Wednesday, June 23rd, 2004

A California bill that would set up a registry of ammunition purchasers and requiring their thumbprint is a “clear case of regulatory excess disguised as a crime-fighting measure,” the Citizens Committee for the Right to Keep and Bear Arms said today.
California’s Senate Bill 1152, said CCRKBA Executive Director Joe Waldron, “really amounts to nothing more than harassment of law-abiding citizens who purchase a perfectly legal product. There is no existing data to suggest that an ammunition purchase registry will have any positive impact on crime. Absent that, why else would Sen. Jack Scott, the bill’s sponsor, want to require retailers to gather this information? Surely he couldn’t want law-abiding Californians placed under some kind of suspicion, just because they buy a box of shotgun shells to hunt doves, or a brick of .22s to teach their kids to shoot.”
“I’m curious,” observed CCRKBA Chairman Alan Gottlieb, “about how California retailers are going to be trained to take the required thumbprint. Who’s going to pay for that training? Furthermore, because these retailers are now taking thumbprints, will that open them up to any liability, as agents of the state, in the event these prints are subsequently used as some sort of evidence? Lawmakers really need to take a step back and consider all the ramifications of such a requirement before they make this into a law.”
CCRKBA agrees with the National Association of Firearms Retailers, which is on record in opposition to SB 1152. That organization criticized the measure, noting that, “No valid public safety purpose will be advanced by burdening our members in California with keeping a registry of perfectly legal ammunition sales and law-abiding ammunition purchasers. We are aware of no scientifically valid study that concludes an ammunition registry would be an effective law enforcement tool.”

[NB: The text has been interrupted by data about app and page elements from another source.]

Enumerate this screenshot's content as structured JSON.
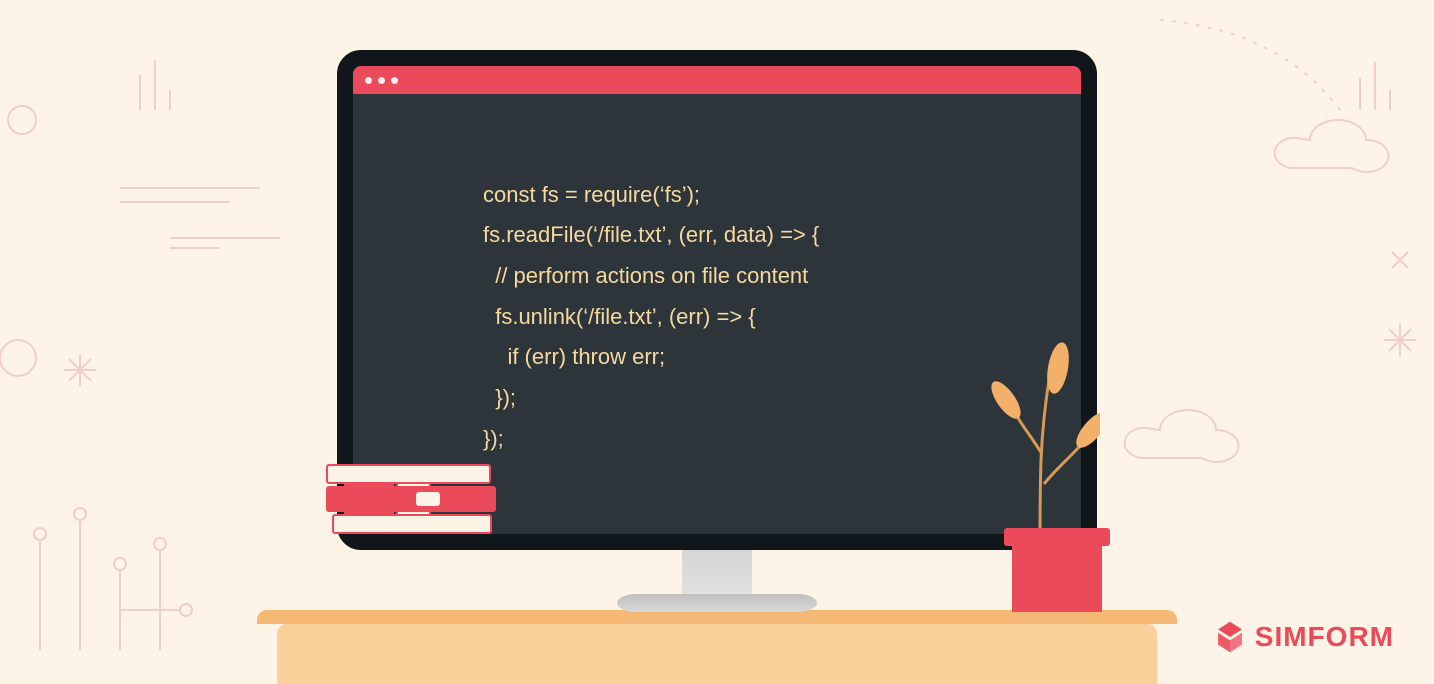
{
  "code": {
    "lines": [
      "const fs = require(‘fs’);",
      "fs.readFile(‘/file.txt’, (err, data) => {",
      "  // perform actions on file content",
      "  fs.unlink(‘/file.txt’, (err) => {",
      "    if (err) throw err;",
      "  });",
      "});"
    ]
  },
  "brand": {
    "name": "SIMFORM"
  },
  "colors": {
    "background": "#fdf3e7",
    "accent": "#ea4a5a",
    "editor_bg": "#2d343a",
    "code_text": "#f5d99e",
    "desk": "#f9cf9a"
  }
}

“Instead of burdening retailers and honest citizens with more paperwork,” Waldron suggested, “maybe California lawmakers should devote their energies to ‘burdening’ violent criminals with longer prison sentences. It’s time to leave law-abiding California firearms owners alone.”